[Background - In the industrialized countries the very elderly stroke patient is more frequent than before. For the time being Japanese people have the highest expected lifespan, so the epidemiological features of stroke in the very elderly can be examined here quite easily. From a few publications with low case number it is known that in this group of patients the statistical characteristics of stroke is remarkably different from the youngers' one. Subjects and methods - The subjects aged 85 or more years were selected from the Akita Stroke Registry with first-ever acute stroke from 1996 to 1998. Results - 8,046 cases were recorded. There were 7362 patients aged <85 years, and 684 patients aged ≥85 years (8.5%). Sex ratio (women/men) was 1.89 in the two age groups. In the population of Akita the crude incidence of firstever stroke was 222/100,000/year, and 1,085/100,000/year in the very elderly, who were characterized with relatively lower prevalence of stroke risk factors, except that of atrial fibrillation (26.9%) and cardiac diseases (34.2%). The stroke subtype distribution (cerebral infarction 73.2%, intracerebral haemorrhage 20.6%, subarachnoidal haemorrhage 6.1%) was significantly different from the one known in Japan. Mortality rates were considerably high, especially in the SAH group. The most powerful prognostic factor of death was the consciousness level at onset. The following in order of predicting value was the SAH stroke subtype. Conclusion - While people aged 85 years or more had relatively lower prevalence of cardiovascular risk factors, they suffered stroke with very high frequency, the evolved cerebrovascular event caused very severe symptoms and led to death with high rate. Implicitly this is illuminating the complexity of aging as a procession, furthermore it raises the importance of prevention, more rather of the acute stroke care and rehabilitation in this high age group.]

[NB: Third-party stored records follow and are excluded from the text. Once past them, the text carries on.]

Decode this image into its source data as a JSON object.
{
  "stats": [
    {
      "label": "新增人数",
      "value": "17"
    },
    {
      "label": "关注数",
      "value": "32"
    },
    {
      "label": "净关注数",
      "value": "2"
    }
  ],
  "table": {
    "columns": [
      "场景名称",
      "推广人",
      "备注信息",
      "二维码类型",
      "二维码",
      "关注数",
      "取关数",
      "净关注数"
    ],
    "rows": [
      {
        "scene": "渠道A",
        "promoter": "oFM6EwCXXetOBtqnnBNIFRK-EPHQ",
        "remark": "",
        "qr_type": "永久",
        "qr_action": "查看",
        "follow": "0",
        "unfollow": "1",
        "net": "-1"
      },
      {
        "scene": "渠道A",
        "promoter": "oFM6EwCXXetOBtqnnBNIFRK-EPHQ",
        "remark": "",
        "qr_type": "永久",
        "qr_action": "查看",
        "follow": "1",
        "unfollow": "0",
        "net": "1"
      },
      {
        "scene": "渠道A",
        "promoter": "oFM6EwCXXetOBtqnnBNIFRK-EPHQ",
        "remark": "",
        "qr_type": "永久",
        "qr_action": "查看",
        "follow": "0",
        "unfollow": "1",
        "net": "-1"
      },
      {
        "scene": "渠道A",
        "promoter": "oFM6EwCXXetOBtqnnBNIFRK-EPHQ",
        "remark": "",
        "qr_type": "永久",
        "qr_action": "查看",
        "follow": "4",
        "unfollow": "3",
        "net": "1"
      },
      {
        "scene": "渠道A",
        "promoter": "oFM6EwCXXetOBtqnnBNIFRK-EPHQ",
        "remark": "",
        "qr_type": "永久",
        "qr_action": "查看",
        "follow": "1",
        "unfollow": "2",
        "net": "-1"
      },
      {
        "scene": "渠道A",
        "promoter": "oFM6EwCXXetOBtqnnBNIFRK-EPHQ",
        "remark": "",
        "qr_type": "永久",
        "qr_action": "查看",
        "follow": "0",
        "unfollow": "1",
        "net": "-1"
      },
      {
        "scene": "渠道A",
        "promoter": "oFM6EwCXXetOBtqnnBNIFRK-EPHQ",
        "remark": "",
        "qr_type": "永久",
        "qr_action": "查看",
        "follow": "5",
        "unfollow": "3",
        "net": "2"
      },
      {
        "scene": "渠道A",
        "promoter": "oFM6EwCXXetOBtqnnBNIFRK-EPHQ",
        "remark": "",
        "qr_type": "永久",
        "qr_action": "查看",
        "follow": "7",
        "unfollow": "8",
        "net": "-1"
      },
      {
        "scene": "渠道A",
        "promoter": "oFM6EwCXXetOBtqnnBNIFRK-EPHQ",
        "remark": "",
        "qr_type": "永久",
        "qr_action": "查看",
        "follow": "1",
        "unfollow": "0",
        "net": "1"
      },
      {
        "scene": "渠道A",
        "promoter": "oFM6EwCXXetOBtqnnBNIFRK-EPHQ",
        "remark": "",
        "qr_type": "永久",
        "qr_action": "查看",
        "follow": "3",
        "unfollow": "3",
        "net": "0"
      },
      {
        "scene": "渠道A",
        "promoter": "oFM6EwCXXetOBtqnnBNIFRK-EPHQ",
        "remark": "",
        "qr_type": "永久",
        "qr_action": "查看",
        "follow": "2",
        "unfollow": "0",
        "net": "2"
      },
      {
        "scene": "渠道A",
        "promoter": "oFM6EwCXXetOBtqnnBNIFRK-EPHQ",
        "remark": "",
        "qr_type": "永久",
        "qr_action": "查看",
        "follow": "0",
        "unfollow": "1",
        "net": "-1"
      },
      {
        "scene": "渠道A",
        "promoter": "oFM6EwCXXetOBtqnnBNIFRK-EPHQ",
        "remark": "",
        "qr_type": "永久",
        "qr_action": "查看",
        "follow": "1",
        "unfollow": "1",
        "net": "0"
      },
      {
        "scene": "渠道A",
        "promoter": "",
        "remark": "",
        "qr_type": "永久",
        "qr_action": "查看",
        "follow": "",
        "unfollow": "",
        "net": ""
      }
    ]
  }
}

Lege Artis Medicinae

[Everyday practice of atrial fibrillation treatment]

KISS István, BENCZÚR Béla

[The clinical importance of atrial fibrillation - the most frequent arrhythmia - is derived from the fact that it means a 5-fold risk of stroke/systemic embolism which contributes to the increased cardiovascular morbidity/mortality. Long-term oral anticoagulant therapy is a cornerstone of stroke prevention in patients with atrial fibrillation. Until recently Vitamin-K antagonists were the only available therapeutic option but its everyday use has several limitations, eg. bleeding risk, narrow therapeutic range, drug and food interactions and the need of monthly INR-control. The advent of NOAC-s may prevent a lot of difficulties regarding VKA-treatment and lead to as efficacious as and safer therapy than VKAs. These benefits can help better adherence of patients to the anticoagulant therapy which is one of the most important element of more effective stroke prevention. NOACs can be used more safely both in real life and in special patient populations (eg. elderly, type 2 diabetes, chronic kidney injury) than VKAs so they can contribute to effective cardiovascular risk reduction.]